- Lanius ludovicianus, breeding, carbon, deuterium, feathers, food webs, latitude, migratory behavior, migratory birds, nestlings, population structure, stable isotopes, stopover sites, tail, threatened species, tissues, wildlife, wintering grounds, Florida, Georgia, Manitoba, Mexico, Rocky Mountain region, Texas

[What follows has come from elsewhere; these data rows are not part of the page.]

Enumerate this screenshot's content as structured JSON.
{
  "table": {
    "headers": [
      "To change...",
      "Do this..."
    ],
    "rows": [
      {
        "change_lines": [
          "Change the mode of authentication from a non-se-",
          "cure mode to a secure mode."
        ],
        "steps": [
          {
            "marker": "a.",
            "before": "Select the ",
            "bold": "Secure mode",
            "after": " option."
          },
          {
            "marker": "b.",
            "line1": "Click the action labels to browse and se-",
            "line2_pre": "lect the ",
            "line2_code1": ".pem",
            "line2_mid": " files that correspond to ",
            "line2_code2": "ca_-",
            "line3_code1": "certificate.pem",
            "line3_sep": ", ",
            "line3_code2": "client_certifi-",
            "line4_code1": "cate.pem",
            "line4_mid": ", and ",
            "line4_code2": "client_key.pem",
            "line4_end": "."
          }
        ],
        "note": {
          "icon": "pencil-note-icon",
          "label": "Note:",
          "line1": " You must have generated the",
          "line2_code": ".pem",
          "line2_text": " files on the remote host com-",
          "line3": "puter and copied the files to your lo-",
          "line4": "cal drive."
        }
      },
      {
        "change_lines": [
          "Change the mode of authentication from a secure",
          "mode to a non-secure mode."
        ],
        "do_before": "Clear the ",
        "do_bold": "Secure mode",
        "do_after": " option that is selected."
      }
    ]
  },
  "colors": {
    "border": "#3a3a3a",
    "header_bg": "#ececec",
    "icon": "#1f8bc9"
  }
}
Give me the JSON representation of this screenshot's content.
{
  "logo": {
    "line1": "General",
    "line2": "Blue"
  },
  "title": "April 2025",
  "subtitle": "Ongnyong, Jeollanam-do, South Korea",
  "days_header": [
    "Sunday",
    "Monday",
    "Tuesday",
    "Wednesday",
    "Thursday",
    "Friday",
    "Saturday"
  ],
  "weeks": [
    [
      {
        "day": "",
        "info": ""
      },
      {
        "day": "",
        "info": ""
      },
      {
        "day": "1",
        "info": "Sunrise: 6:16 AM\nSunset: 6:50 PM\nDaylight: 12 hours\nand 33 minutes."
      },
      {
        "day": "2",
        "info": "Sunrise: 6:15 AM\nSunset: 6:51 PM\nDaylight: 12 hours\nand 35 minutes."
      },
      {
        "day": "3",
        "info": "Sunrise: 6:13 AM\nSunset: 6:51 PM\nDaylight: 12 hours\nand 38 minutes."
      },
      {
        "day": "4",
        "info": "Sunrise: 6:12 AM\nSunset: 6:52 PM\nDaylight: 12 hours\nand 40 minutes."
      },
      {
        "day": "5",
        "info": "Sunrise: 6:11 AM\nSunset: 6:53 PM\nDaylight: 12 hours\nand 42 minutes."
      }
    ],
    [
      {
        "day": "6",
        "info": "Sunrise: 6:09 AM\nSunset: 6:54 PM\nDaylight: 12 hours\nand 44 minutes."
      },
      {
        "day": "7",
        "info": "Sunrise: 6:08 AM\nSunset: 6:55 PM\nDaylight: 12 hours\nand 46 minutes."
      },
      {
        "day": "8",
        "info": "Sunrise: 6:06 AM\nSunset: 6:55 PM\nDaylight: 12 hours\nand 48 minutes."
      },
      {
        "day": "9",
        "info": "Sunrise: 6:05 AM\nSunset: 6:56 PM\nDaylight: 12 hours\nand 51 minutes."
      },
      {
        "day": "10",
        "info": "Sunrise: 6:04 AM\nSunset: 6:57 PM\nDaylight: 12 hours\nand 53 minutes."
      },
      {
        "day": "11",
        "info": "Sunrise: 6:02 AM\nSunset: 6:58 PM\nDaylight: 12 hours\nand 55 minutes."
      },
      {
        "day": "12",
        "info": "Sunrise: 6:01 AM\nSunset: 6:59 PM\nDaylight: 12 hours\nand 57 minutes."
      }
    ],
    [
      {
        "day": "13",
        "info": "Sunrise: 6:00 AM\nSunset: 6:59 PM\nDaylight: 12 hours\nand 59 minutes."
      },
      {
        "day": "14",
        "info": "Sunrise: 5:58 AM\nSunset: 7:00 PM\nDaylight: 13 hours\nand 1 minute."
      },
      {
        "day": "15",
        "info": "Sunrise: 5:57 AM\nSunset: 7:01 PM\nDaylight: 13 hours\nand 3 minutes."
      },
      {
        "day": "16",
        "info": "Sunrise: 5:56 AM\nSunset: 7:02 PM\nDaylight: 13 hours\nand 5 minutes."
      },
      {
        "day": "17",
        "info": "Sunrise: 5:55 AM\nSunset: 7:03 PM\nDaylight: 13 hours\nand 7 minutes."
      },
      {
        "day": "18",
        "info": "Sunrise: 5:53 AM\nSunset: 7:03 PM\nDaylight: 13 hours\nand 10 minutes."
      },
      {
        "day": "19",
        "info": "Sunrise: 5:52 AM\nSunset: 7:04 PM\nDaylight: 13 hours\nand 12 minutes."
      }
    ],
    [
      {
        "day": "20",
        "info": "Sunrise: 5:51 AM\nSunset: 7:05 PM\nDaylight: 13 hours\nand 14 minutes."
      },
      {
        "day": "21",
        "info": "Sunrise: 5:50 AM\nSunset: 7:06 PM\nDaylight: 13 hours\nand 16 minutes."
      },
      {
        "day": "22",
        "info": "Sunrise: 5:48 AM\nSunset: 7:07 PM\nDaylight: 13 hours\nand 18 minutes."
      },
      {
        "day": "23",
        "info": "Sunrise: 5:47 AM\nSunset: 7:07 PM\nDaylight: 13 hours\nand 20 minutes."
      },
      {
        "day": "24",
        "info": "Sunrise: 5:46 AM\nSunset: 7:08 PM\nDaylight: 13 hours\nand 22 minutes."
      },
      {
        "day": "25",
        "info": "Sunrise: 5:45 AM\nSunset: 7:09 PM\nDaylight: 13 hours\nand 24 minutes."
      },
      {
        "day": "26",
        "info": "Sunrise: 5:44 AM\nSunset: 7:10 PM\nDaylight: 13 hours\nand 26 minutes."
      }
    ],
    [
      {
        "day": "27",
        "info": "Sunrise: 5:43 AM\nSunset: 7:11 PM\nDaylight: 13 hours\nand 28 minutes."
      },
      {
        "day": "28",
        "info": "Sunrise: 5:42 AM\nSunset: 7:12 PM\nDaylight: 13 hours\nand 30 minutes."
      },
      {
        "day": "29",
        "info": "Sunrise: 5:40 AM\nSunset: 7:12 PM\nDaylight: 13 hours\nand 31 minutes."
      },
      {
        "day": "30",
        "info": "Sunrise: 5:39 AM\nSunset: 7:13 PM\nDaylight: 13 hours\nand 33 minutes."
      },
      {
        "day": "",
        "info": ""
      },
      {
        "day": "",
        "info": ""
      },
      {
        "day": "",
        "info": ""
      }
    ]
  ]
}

- The ability to link breeding and wintering sites of declining or threatened species is fundamental to their effective conservation, but previous conventional methods such as banding have proved largely unsuccessful at the population level. New approaches to tracking migratory birds in North America, using stable isotope measurements of feathers, can assist in determining where feathers were grown and, hence, the origins of migrants on wintering grounds or stopover sites. Moreover, this approach is applicable to the use of metabolically inactive tissues of migratory animals other than birds. Here, we demonstrate how stable isotopes can be used to investigate the origins of a wintering population of a threatened species. The Loggerhead Shrike (Lanius ludovicianus) is declining throughout most of its range, but various factors may operate on different subpopulations. We used the stable‐carbon (δ¹³C) and hydrogen (δD) isotope values in the outer tail feather of Loggerhead Shrikes wintering in Texas (n = 70), Florida (n = 121), and Georgia (n = 24) in 1997–1998, and northern Mexico (n = 72) in 1999, in order to ascertain the minimum percentage of wintering birds that were northern migrants. For comparative purposes, we also measured stable isotopic compositions of feathers from nestling shrikes from Manitoba (n = 6) and from known resident shrikes from Texas (n = 16). As expected, shrikes from Manitoba were more depleted in deuterium than shrikes from Texas, providing a clear isotopic gradient with which to compare the wintering population structure. Of wintering shrikes in Florida, ∼10% were northern migrants, compared with 8% for the Mexican sample and only 4% of the Texas population. We detected no northern migrants in the Georgia population. Most U.S. wintering shrikes had δD values around −30‰, indicative of southern latitudes, but a broader range in δD values was found for shrikes in northern Mexico. Shrikes wintering in Mexico may be composed largely of individuals originating from the eastern Rockies and central regions of the breeding range. The considerable variation in δ¹³C values indicated a broad range of C₃‐ to C₄‐based food webs used by shrikes. Our study indicates that the stable isotopic technique answers a number of long‐standing and fundamental questions concerning the breeding or natal origins of wintering populations of Loggerhead Shrikes and thereby provides a template for isotopic approaches to ecological investigations of other migratory species.